During the night i heard a resonant gnawing sound from the canoe. Twice i got up to investigate. Rats and rodents had been flagged up as menaces on so many of the islands around Ireland that it seemed a little hard if only an hour or so from the end some rat gnawed a hole in the bottom of my kayak. The sound continued on and off all night, and i woke on and off all night. In the morning i found that an apple that i'd left under the netting deck 'safe' had been gnawed through the mesh - a real country rat as there were plenty of far more luxurious foods around for a lot less work if his tastes had been a little more sophisticated.
The morning was cold. But then the sun came up. So up, indeed, that when i finally pushed off it was - for the first time on the trip - without my jacket and with bare arms. I skulled over to High and Low Islands and drifted amongst their rocks and surprised seals. The bad weather wasn't in yet and i didn't want the trip to end. I headed across to the rock at the mouth to Castlehaven, mentally ticking off landmarks, pausing to drift for long minutes, feeling the sun on my skin, licking the salt of my lips, hearing the calling of the gulls, watching the odd comorant or shag pop to the surface and then snake back down into the depths again..

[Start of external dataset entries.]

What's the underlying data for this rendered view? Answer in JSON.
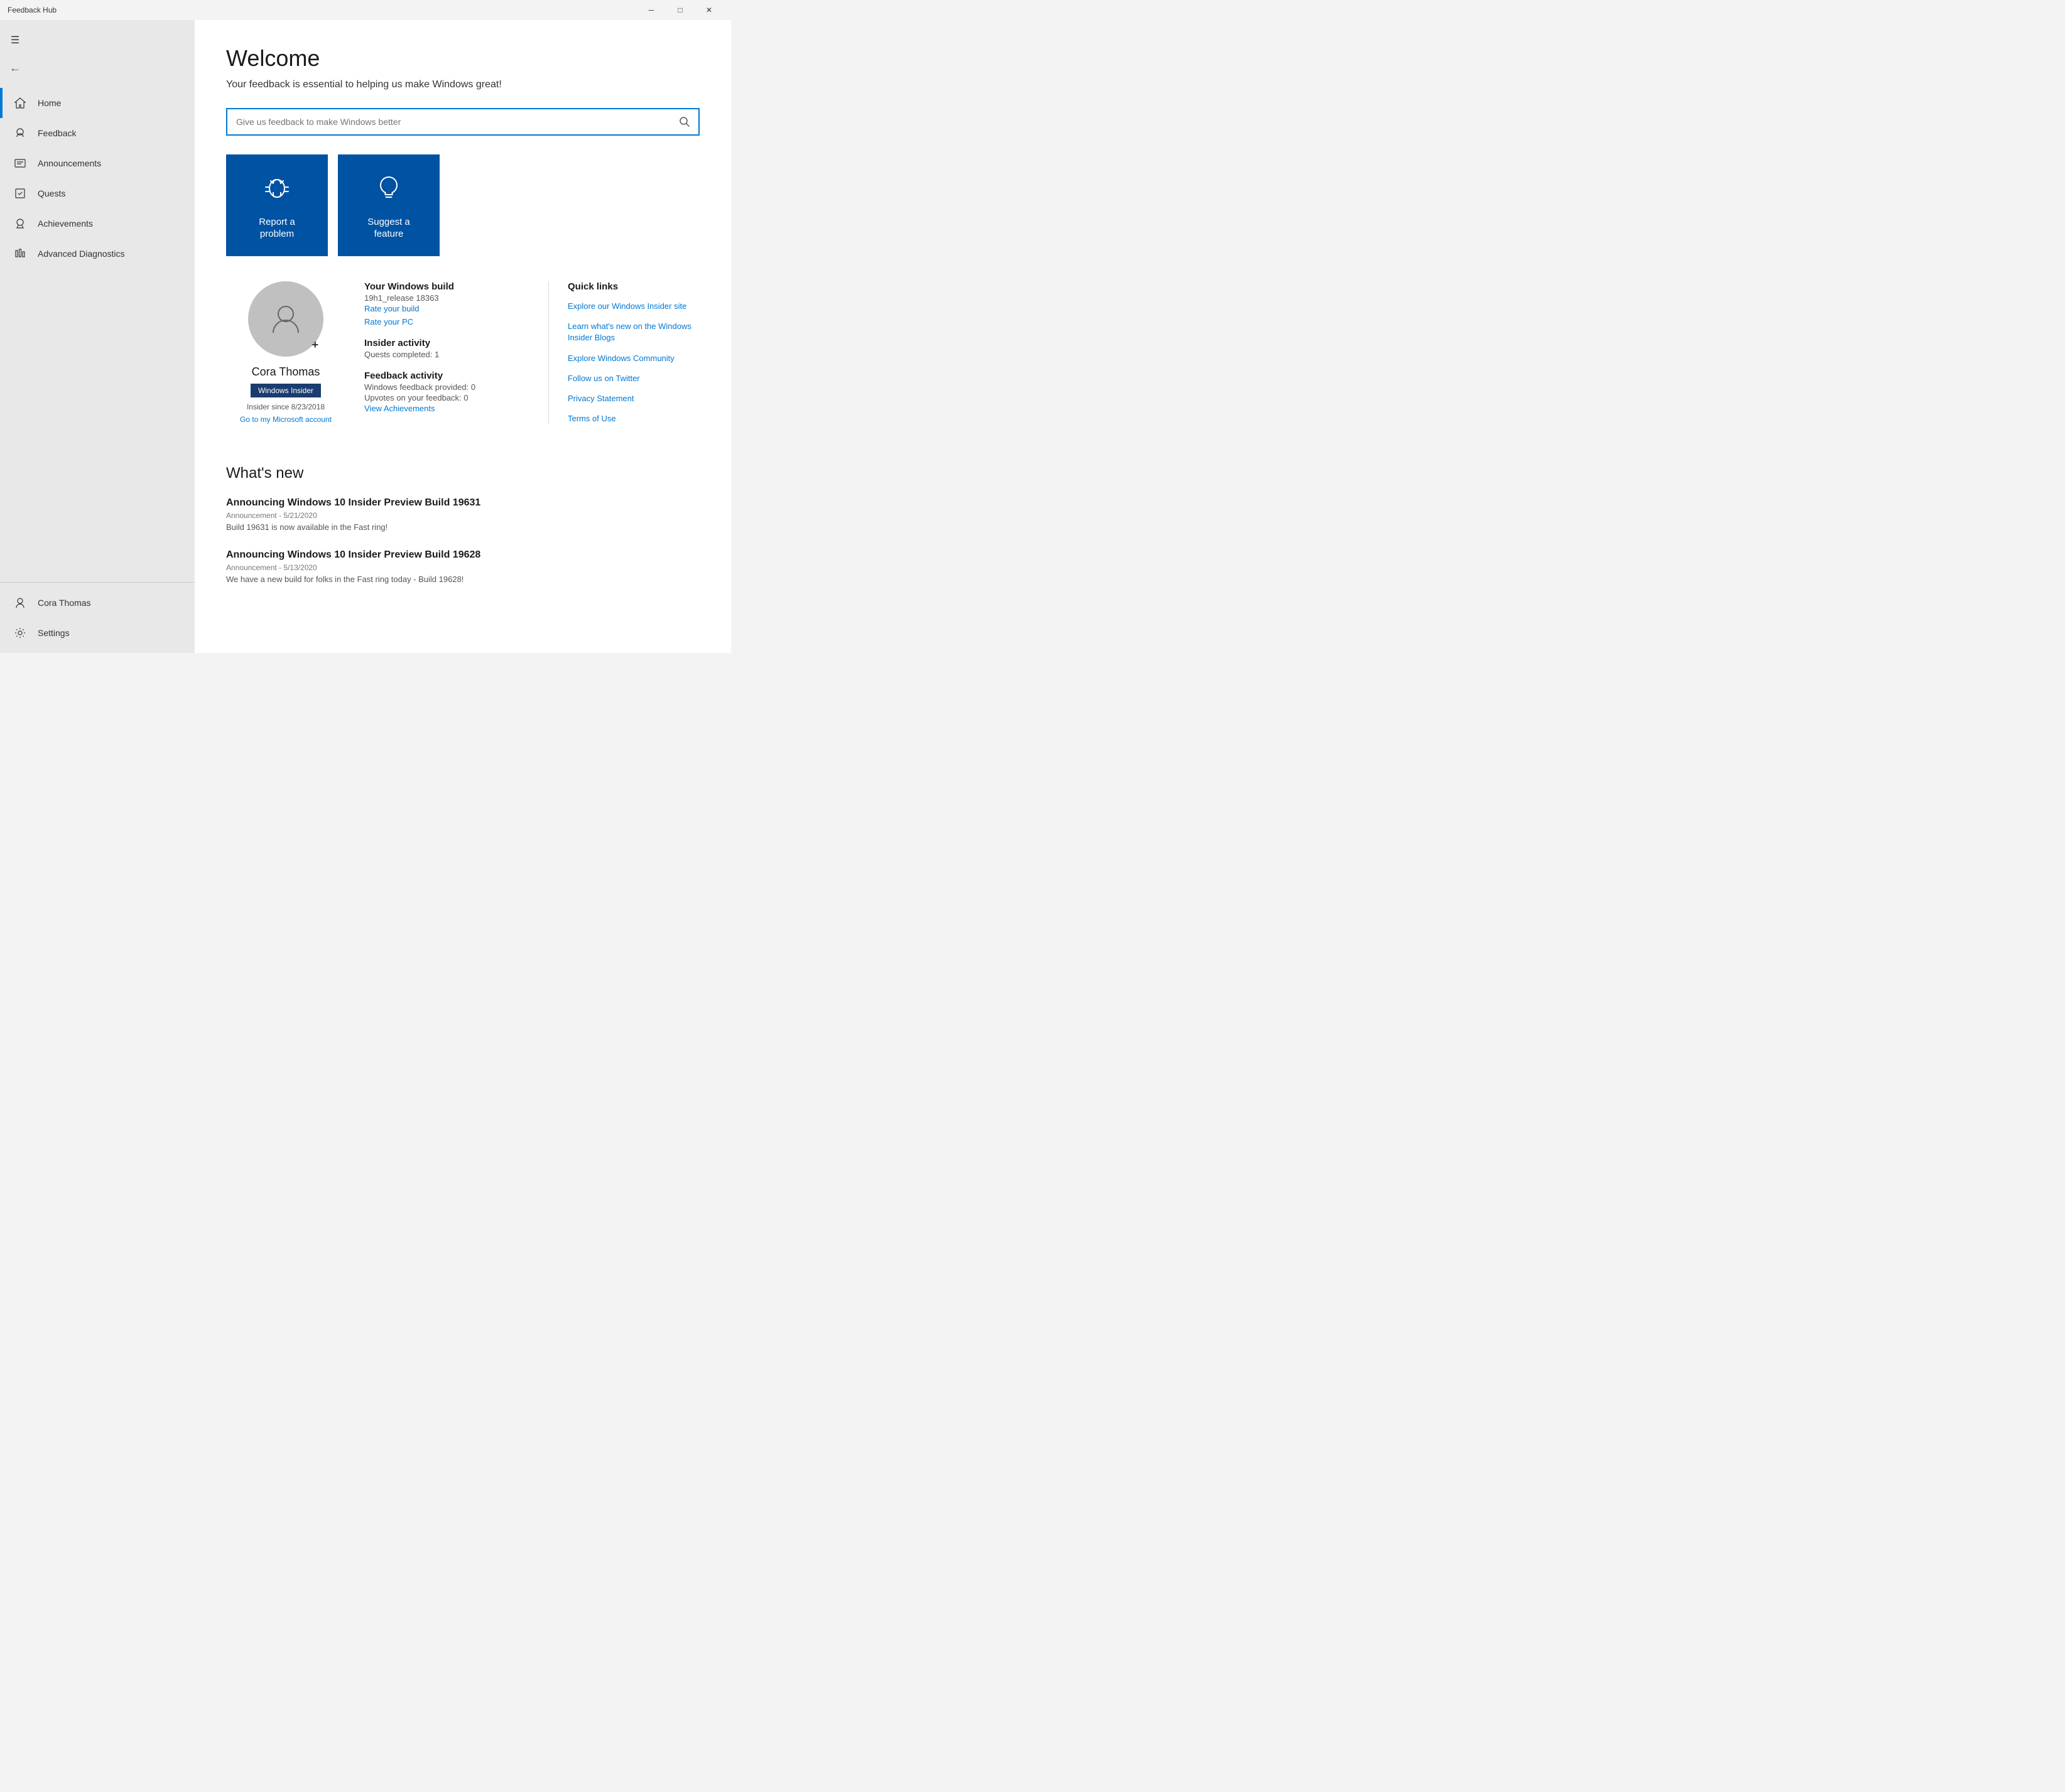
{
  "titleBar": {
    "title": "Feedback Hub",
    "minimizeLabel": "─",
    "maximizeLabel": "□",
    "closeLabel": "✕"
  },
  "sidebar": {
    "hamburgerLabel": "☰",
    "backLabel": "←",
    "navItems": [
      {
        "id": "home",
        "icon": "🏠",
        "label": "Home",
        "active": true
      },
      {
        "id": "feedback",
        "icon": "👤",
        "label": "Feedback",
        "active": false
      },
      {
        "id": "announcements",
        "icon": "📋",
        "label": "Announcements",
        "active": false
      },
      {
        "id": "quests",
        "icon": "🎯",
        "label": "Quests",
        "active": false
      },
      {
        "id": "achievements",
        "icon": "🏆",
        "label": "Achievements",
        "active": false
      },
      {
        "id": "advanced",
        "icon": "⚙",
        "label": "Advanced Diagnostics",
        "active": false
      }
    ],
    "bottomItems": [
      {
        "id": "user",
        "icon": "👤",
        "label": "Cora Thomas"
      },
      {
        "id": "settings",
        "icon": "⚙",
        "label": "Settings"
      }
    ]
  },
  "main": {
    "welcomeTitle": "Welcome",
    "welcomeSubtitle": "Your feedback is essential to helping us make Windows great!",
    "searchPlaceholder": "Give us feedback to make Windows better",
    "reportBtn": {
      "label": "Report a\nproblem"
    },
    "suggestBtn": {
      "label": "Suggest a\nfeature"
    },
    "userProfile": {
      "name": "Cora Thomas",
      "badgeLabel": "Windows Insider",
      "insiderSince": "Insider since 8/23/2018",
      "msAccountLink": "Go to my Microsoft account"
    },
    "windowsBuild": {
      "title": "Your Windows build",
      "value": "19h1_release 18363",
      "rateBuildLink": "Rate your build",
      "ratePCLink": "Rate your PC"
    },
    "insiderActivity": {
      "title": "Insider activity",
      "questsCompleted": "Quests completed: 1"
    },
    "feedbackActivity": {
      "title": "Feedback activity",
      "provided": "Windows feedback provided: 0",
      "upvotes": "Upvotes on your feedback: 0",
      "achievementsLink": "View Achievements"
    },
    "quickLinks": {
      "title": "Quick links",
      "links": [
        "Explore our Windows Insider site",
        "Learn what's new on the Windows Insider Blogs",
        "Explore Windows Community",
        "Follow us on Twitter",
        "Privacy Statement",
        "Terms of Use"
      ]
    },
    "whatsNew": {
      "title": "What's new",
      "items": [
        {
          "title": "Announcing Windows 10 Insider Preview Build 19631",
          "meta": "Announcement  -  5/21/2020",
          "desc": "Build 19631 is now available in the Fast ring!"
        },
        {
          "title": "Announcing Windows 10 Insider Preview Build 19628",
          "meta": "Announcement  -  5/13/2020",
          "desc": "We have a new build for folks in the Fast ring today - Build 19628!"
        }
      ]
    }
  }
}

It suddenly struck - and struck me as highly humorous - that i was coming back into Castlehaven from the opposite side to the one i'd left from. When i'd tried to define the trip before starting out i'd claimed that i wanted to do nothing more than turn right - or starboard, indeed, or west, if that's your fancy- when i departed Castlehaven and then just keep paddling until i could turn right again and find myself back again in Castlehaven. And that was what i'd just done. What a really silly idea.